I think a lot about entomophobia (the fear of insects) and arachnophobia (fear of spiders) these days. Recently I read this in the introduction to E.O. Wilson’s book, Tales from the Ant World:
“…the most frequent question I am casually asked about ants is, “What do I do about the ones in my kitchen?” My answer is, Watch where you step, be careful of little lives, consider becoming an amateur myrmecologist, and contribute to their scientific study. Further, why should these wondrous little insects not visit your kitchen? They carry no disease, and may help eliminate other insects that do carry disease. You are a million times larger than each one. You could hold an entire colony in your cupped hands. You inspire fear in them; they should not in you.”
I felt a smile spread across my face as I read that paragraph, because this is exactly the way I hope we can all begin to think about many insects. As a former entomophobe myself, I’m proof that our irrational responses to them can be transformed into a bright curiosity that enriches our lives. It’s possible for someone (in the developed world) to go about daily life with very few interactions with any insects at all, and I think that contributes to our aversion to the little buggers when they do dare to cross our paths. We’ve forgotten that humans are a part of nature; we’ve separated ourselves from it and decided that our homes (and sometimes even our yards) should be devoid of any life other than our own and those of the animals we’ve chosen to domesticate. And that’s a real shame.

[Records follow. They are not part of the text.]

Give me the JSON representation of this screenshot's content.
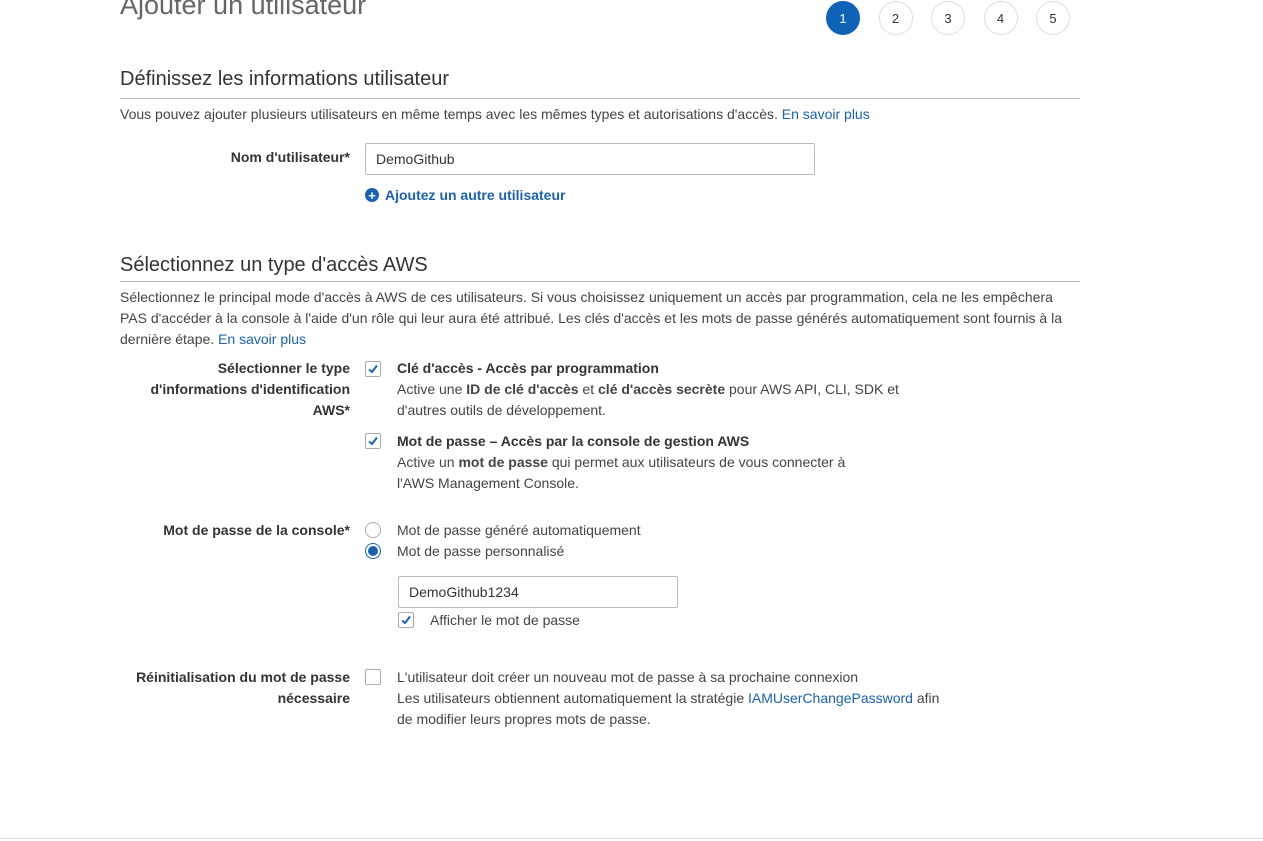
{
  "page": {
    "title": "Ajouter un utilisateur",
    "steps": [
      "1",
      "2",
      "3",
      "4",
      "5"
    ],
    "active_step": "1"
  },
  "user_info": {
    "heading": "Définissez les informations utilisateur",
    "description": "Vous pouvez ajouter plusieurs utilisateurs en même temps avec les mêmes types et autorisations d'accès.",
    "learn_more": "En savoir plus",
    "username_label": "Nom d'utilisateur*",
    "username_value": "DemoGithub",
    "add_user_link": "Ajoutez un autre utilisateur"
  },
  "access_type": {
    "heading": "Sélectionnez un type d'accès AWS",
    "description": "Sélectionnez le principal mode d'accès à AWS de ces utilisateurs. Si vous choisissez uniquement un accès par programmation, cela ne les empêchera PAS d'accéder à la console à l'aide d'un rôle qui leur aura été attribué. Les clés d'accès et les mots de passe générés automatiquement sont fournis à la dernière étape.",
    "learn_more": "En savoir plus",
    "select_label": "Sélectionner le type d'informations d'identification AWS*",
    "options": [
      {
        "title": "Clé d'accès - Accès par programmation",
        "text_pre": "Active une ",
        "bold1": "ID de clé d'accès",
        "text_mid": " et ",
        "bold2": "clé d'accès secrète",
        "text_post": " pour AWS API, CLI, SDK et d'autres outils de développement.",
        "checked": true
      },
      {
        "title": "Mot de passe – Accès par la console de gestion AWS",
        "text_pre": "Active un ",
        "bold1": "mot de passe",
        "text_post": " qui permet aux utilisateurs de vous connecter à l'AWS Management Console.",
        "checked": true
      }
    ]
  },
  "console_password": {
    "label": "Mot de passe de la console*",
    "options": [
      {
        "label": "Mot de passe généré automatiquement",
        "selected": false
      },
      {
        "label": "Mot de passe personnalisé",
        "selected": true
      }
    ],
    "password_value": "DemoGithub1234",
    "show_password_label": "Afficher le mot de passe",
    "show_password_checked": true
  },
  "password_reset": {
    "label": "Réinitialisation du mot de passe nécessaire",
    "checkbox_label": "L'utilisateur doit créer un nouveau mot de passe à sa prochaine connexion",
    "text_pre": "Les utilisateurs obtiennent automatiquement la stratégie ",
    "policy_link": "IAMUserChangePassword",
    "text_post": " afin de modifier leurs propres mots de passe.",
    "checked": false
  },
  "colors": {
    "accent": "#1a62b0",
    "active_step": "#0e63b8"
  }
}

You’ve probably heard of “exposure therapy” to treat a phobia by gradually exposing the fearful person to the thing they’re afraid of. It’s used for many things, from snakes to public speaking. And it can work for insects too. I’ve found that the more time I spend watching them and learning about specific insect families, the more relaxed I am around them. For instance, a few years ago I would have been quite wary of large wasps like the great golden digger wasp that measures an inch long. It’s very intimidating at first glance, but now I know that there’s nothing for me to fear from them at all, and I can watch them closely in my garden and they aren’t bothered in the least by my presence. They show no interest in me at all, in fact. It’s such a thrill, to be honest.
This is one of the reasons I write about insects so often, because I want everyone to experience that excitement — of not only conquering a fear, but of actually learning to love the thing you feared. It’s incredibly empowering. I’ve been sharing my own journey with you on this blog, admitting to my setbacks and rejoicing when I discover something new and exciting. And occasionally one of you will tell me that you’ve started paying more attention to insects because of this blog, and that just makes my day!

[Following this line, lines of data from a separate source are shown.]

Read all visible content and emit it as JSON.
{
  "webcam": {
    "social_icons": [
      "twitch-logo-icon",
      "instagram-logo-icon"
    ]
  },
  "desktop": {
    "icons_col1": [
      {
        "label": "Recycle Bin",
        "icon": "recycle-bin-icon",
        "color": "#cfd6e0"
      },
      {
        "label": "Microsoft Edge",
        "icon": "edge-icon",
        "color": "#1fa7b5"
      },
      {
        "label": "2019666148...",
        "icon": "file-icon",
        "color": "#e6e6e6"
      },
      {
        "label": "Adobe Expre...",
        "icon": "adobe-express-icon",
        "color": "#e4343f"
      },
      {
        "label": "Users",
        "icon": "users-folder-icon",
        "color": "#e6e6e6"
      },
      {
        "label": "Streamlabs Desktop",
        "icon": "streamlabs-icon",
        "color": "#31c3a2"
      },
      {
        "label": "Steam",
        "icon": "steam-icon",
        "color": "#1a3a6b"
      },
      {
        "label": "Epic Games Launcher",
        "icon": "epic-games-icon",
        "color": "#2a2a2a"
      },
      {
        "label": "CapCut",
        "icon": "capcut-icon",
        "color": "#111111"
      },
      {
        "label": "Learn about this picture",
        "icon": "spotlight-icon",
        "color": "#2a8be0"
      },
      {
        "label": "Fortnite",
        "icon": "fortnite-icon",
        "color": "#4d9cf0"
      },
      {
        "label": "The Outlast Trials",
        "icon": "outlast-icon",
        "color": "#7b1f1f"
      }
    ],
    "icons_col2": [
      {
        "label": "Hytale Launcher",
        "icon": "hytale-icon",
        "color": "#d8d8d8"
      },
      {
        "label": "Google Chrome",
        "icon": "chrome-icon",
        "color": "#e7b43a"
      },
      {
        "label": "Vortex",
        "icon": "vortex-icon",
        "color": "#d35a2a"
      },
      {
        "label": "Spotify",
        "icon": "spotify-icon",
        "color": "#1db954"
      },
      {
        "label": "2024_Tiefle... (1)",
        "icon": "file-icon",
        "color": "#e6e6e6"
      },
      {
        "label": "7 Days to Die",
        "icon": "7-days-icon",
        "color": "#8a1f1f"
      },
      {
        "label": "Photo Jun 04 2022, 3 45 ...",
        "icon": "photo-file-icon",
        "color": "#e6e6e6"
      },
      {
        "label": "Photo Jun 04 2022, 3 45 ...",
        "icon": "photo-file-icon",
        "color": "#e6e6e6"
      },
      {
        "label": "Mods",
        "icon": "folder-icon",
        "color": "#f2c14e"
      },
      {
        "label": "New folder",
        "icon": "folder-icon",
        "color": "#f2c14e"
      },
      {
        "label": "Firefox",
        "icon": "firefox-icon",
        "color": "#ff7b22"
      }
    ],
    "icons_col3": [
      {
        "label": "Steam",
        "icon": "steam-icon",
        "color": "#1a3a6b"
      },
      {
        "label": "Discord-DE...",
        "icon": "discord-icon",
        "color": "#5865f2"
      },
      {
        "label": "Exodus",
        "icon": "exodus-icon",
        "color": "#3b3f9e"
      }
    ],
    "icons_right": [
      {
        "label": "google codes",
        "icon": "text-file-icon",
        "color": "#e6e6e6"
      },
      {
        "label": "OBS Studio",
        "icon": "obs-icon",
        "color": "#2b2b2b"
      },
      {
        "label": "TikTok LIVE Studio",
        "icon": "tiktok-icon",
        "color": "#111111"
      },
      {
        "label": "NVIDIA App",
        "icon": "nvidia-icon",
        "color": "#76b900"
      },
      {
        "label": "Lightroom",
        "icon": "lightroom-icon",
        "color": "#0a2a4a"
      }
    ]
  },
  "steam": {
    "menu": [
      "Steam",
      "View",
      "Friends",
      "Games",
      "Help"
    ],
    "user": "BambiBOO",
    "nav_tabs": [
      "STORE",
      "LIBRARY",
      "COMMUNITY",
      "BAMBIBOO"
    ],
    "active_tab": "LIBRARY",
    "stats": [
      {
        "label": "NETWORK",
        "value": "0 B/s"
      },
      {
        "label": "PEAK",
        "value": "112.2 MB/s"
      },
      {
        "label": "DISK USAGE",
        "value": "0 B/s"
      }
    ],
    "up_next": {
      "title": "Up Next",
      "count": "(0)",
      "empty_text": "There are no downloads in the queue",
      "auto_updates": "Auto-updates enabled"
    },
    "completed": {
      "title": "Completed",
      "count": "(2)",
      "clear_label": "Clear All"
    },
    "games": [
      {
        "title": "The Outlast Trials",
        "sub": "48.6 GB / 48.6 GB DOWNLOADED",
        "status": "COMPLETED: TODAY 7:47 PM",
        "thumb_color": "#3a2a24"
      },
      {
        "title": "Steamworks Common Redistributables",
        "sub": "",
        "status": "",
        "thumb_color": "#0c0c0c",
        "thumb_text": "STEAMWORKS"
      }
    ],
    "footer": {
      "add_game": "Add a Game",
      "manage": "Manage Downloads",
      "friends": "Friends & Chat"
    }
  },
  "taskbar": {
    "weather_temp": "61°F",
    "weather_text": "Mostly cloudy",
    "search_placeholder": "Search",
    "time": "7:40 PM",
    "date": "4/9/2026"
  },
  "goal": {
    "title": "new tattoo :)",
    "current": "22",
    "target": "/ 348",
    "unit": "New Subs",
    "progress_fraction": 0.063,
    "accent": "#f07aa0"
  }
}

Anyway, today’s post was prompted by a webinar sponsored by The Ohio State University (my alma mater). It was given by professor Mary Gardiner, and titled “Beneficial Insect Biodiversity: What It Is and Why It Matters.” She covered much of what I write about here, but she delivered it all with the authority of a university professor rather than the bumbling of an amateur entomologist like me. I think you’ll find it fascinating and maybe even life-altering. The recording of her program is below, and it’s from an ongoing 6-part series called “Tending Nature.” Every Friday morning they present another webinar on the ecological roles of native plants and the creatures that depend on them. This free series is halfway over but you can still register to participate in the rest of them as they happen, and you can watch the recordings any time you like here.
The next two webinars focus on how you can support bees in your garden — and we’re not talking about the non-native honeybees, we’re talking about the hundreds of species of native bees that provide essential pollination services. It sounds like the final program will focus more directly on using native plants. I hope you’ll check it out, and I’m betting you’ll be inspired by what you learn.